======== MATERIAL SHOWN
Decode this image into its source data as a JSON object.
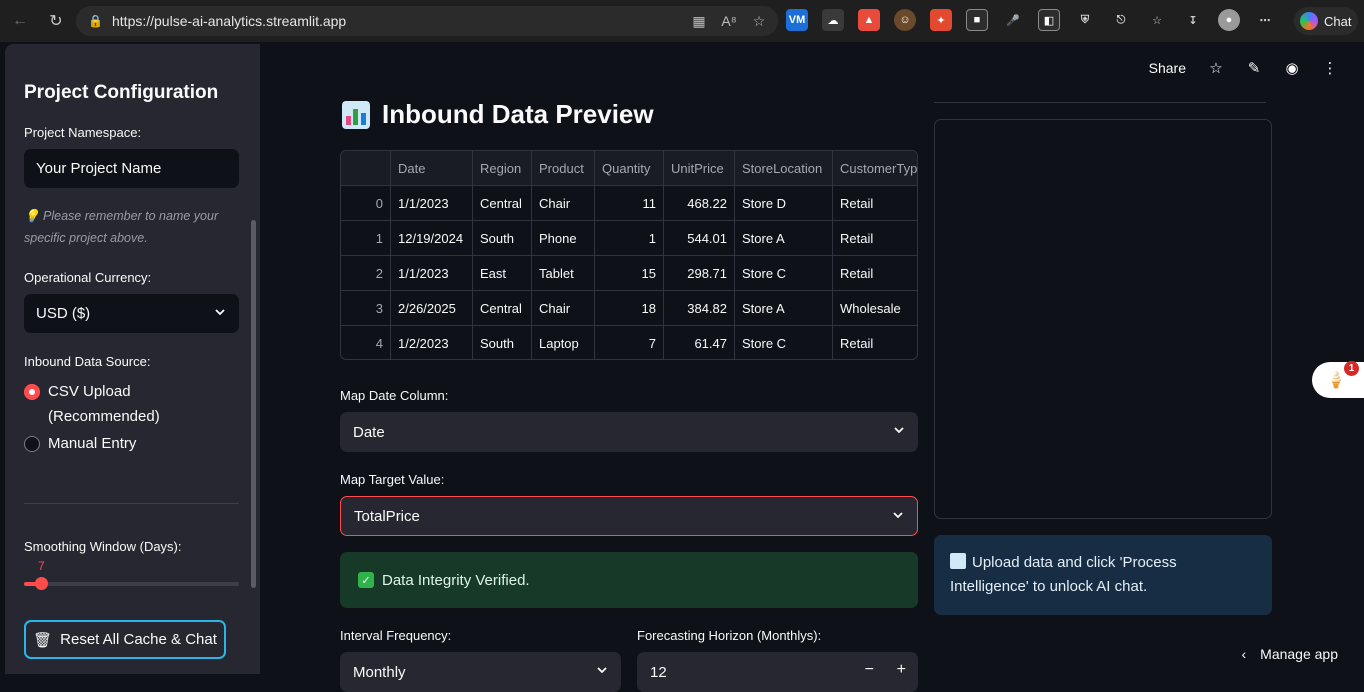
{
  "browser": {
    "url": "https://pulse-ai-analytics.streamlit.app",
    "chat_label": "Chat"
  },
  "sidebar": {
    "title": "Project Configuration",
    "namespace_label": "Project Namespace:",
    "namespace_value": "Your Project Name",
    "namespace_hint": "💡 Please remember to name your specific project above.",
    "currency_label": "Operational Currency:",
    "currency_value": "USD ($)",
    "source_label": "Inbound Data Source:",
    "source_options": [
      {
        "label": "CSV Upload (Recommended)",
        "selected": true
      },
      {
        "label": "Manual Entry",
        "selected": false
      }
    ],
    "smoothing_label": "Smoothing Window (Days):",
    "smoothing_value": "7",
    "smoothing_fraction": 0.08,
    "reset_label": "Reset All Cache & Chat"
  },
  "header": {
    "share_label": "Share"
  },
  "main": {
    "title": "Inbound Data Preview",
    "table": {
      "columns": [
        "",
        "Date",
        "Region",
        "Product",
        "Quantity",
        "UnitPrice",
        "StoreLocation",
        "CustomerTyp"
      ],
      "rows": [
        [
          "0",
          "1/1/2023",
          "Central",
          "Chair",
          "11",
          "468.22",
          "Store D",
          "Retail"
        ],
        [
          "1",
          "12/19/2024",
          "South",
          "Phone",
          "1",
          "544.01",
          "Store A",
          "Retail"
        ],
        [
          "2",
          "1/1/2023",
          "East",
          "Tablet",
          "15",
          "298.71",
          "Store C",
          "Retail"
        ],
        [
          "3",
          "2/26/2025",
          "Central",
          "Chair",
          "18",
          "384.82",
          "Store A",
          "Wholesale"
        ],
        [
          "4",
          "1/2/2023",
          "South",
          "Laptop",
          "7",
          "61.47",
          "Store C",
          "Retail"
        ]
      ]
    },
    "date_col_label": "Map Date Column:",
    "date_col_value": "Date",
    "target_label": "Map Target Value:",
    "target_value": "TotalPrice",
    "integrity_message": "Data Integrity Verified.",
    "interval_label": "Interval Frequency:",
    "interval_value": "Monthly",
    "horizon_label": "Forecasting Horizon (Monthlys):",
    "horizon_value": "12"
  },
  "right_panel": {
    "info_message": "Upload data and click 'Process Intelligence' to unlock AI chat."
  },
  "footer": {
    "manage_app_label": "Manage app"
  },
  "floating": {
    "badge_count": "1"
  },
  "colors": {
    "accent": "#ff4b4b",
    "sidebar_bg": "#262730",
    "app_bg": "#0e1117",
    "success_bg": "#173928",
    "info_bg": "#172d43",
    "button_border": "#29b5e8"
  }
}
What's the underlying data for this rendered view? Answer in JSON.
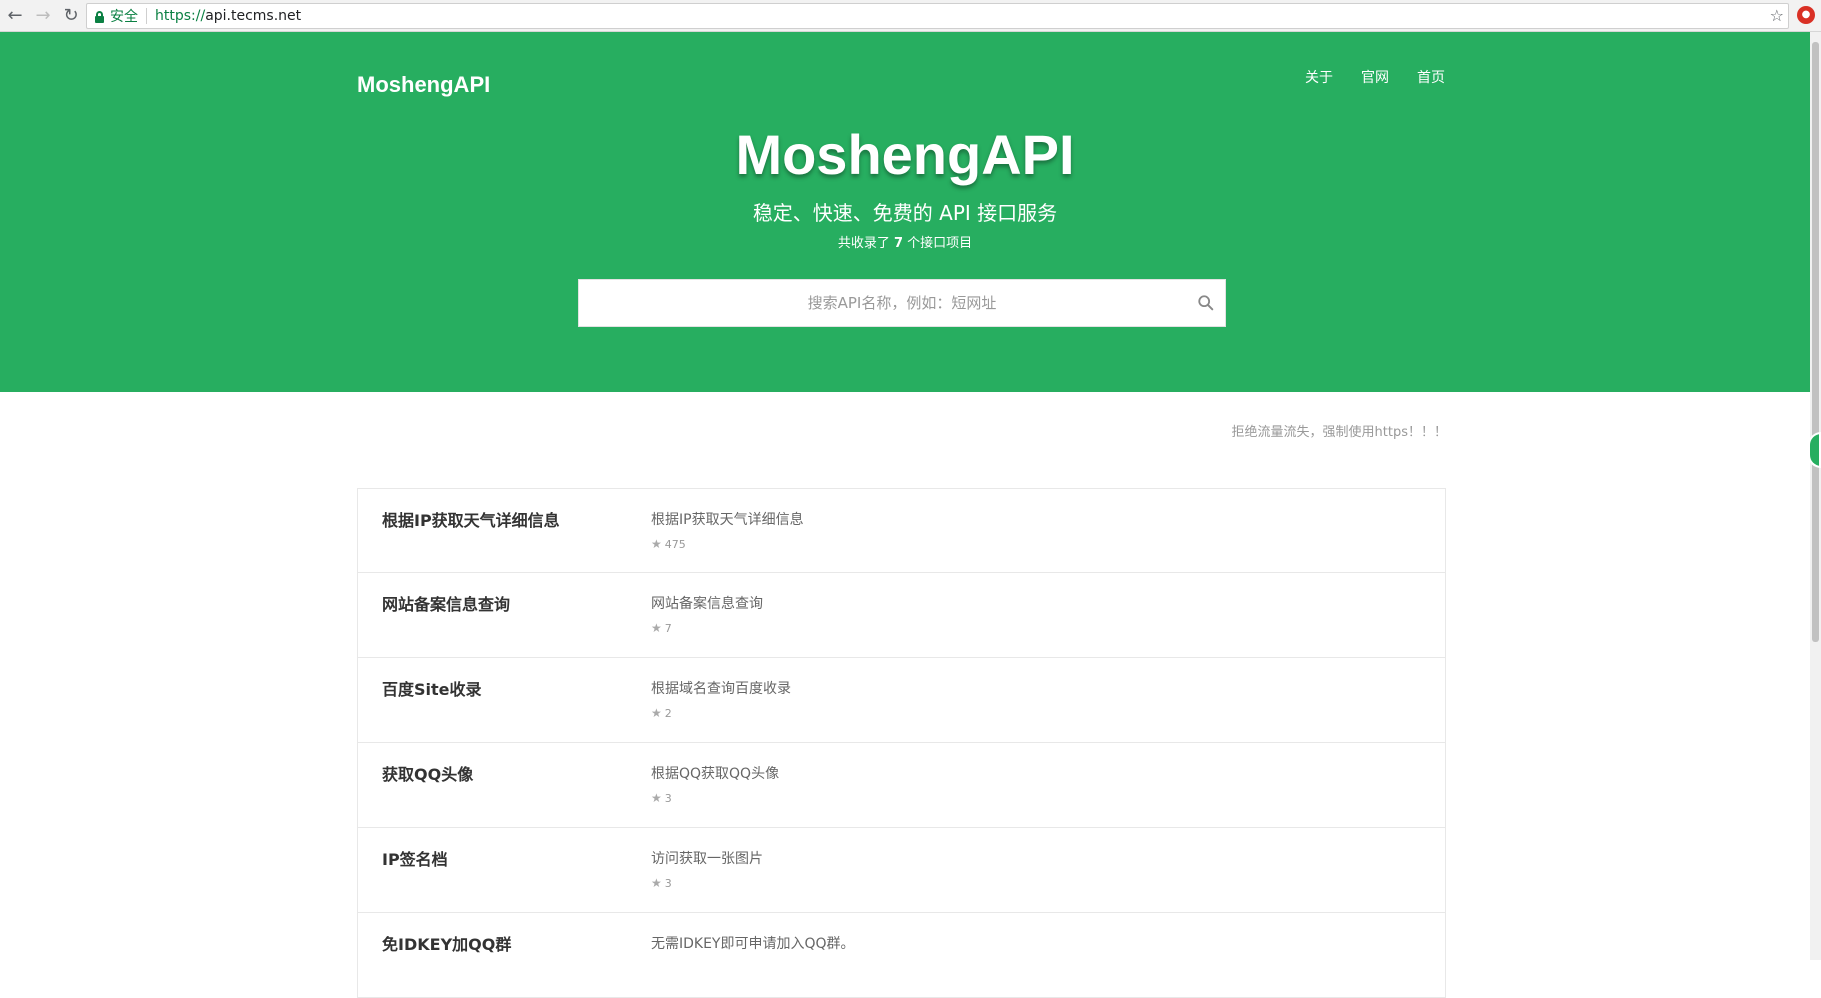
{
  "browser": {
    "secure_label": "安全",
    "url_scheme": "https://",
    "url_host": "api.tecms.net"
  },
  "header": {
    "brand": "MoshengAPI",
    "nav": [
      "关于",
      "官网",
      "首页"
    ],
    "title": "MoshengAPI",
    "subtitle": "稳定、快速、免费的 API 接口服务",
    "count_prefix": "共收录了",
    "count_value": "7",
    "count_suffix": "个接口项目",
    "search_placeholder": "搜索API名称，例如：短网址"
  },
  "notice": "拒绝流量流失，强制使用https！！！",
  "apis": [
    {
      "name": "根据IP获取天气详细信息",
      "desc": "根据IP获取天气详细信息",
      "stars": "475"
    },
    {
      "name": "网站备案信息查询",
      "desc": "网站备案信息查询",
      "stars": "7"
    },
    {
      "name": "百度Site收录",
      "desc": "根据域名查询百度收录",
      "stars": "2"
    },
    {
      "name": "获取QQ头像",
      "desc": "根据QQ获取QQ头像",
      "stars": "3"
    },
    {
      "name": "IP签名档",
      "desc": "访问获取一张图片",
      "stars": "3"
    },
    {
      "name": "免IDKEY加QQ群",
      "desc": "无需IDKEY即可申请加入QQ群。",
      "stars": ""
    }
  ],
  "colors": {
    "brand_green": "#27ae60"
  }
}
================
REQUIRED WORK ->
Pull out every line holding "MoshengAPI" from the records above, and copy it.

RESPONSE FOR THIS EXERCISE ->
    "brand": "MoshengAPI",
    "title": "MoshengAPI",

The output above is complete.